(Entries from a dataset of interfaces)
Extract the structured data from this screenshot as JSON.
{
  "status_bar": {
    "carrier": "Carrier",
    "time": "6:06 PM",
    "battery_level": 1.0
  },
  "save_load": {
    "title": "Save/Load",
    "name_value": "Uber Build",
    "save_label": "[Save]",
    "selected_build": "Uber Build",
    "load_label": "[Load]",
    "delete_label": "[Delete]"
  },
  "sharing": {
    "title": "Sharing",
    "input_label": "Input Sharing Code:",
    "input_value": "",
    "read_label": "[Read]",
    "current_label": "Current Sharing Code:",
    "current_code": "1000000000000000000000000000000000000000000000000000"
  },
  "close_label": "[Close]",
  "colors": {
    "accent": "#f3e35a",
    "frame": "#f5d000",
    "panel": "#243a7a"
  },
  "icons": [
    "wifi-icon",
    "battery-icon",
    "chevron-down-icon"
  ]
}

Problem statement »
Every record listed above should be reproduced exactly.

Output of the task »
Extract the structured data from this screenshot as JSON.
{
  "status_bar": {
    "carrier": "Carrier",
    "time": "6:06 PM",
    "battery_level": 1.0
  },
  "save_load": {
    "title": "Save/Load",
    "name_value": "Uber Build",
    "save_label": "[Save]",
    "selected_build": "Uber Build",
    "load_label": "[Load]",
    "delete_label": "[Delete]"
  },
  "sharing": {
    "title": "Sharing",
    "input_label": "Input Sharing Code:",
    "input_value": "",
    "read_label": "[Read]",
    "current_label": "Current Sharing Code:",
    "current_code": "1000000000000000000000000000000000000000000000000000"
  },
  "close_label": "[Close]",
  "colors": {
    "accent": "#f3e35a",
    "frame": "#f5d000",
    "panel": "#243a7a"
  },
  "icons": [
    "wifi-icon",
    "battery-icon",
    "chevron-down-icon"
  ]
}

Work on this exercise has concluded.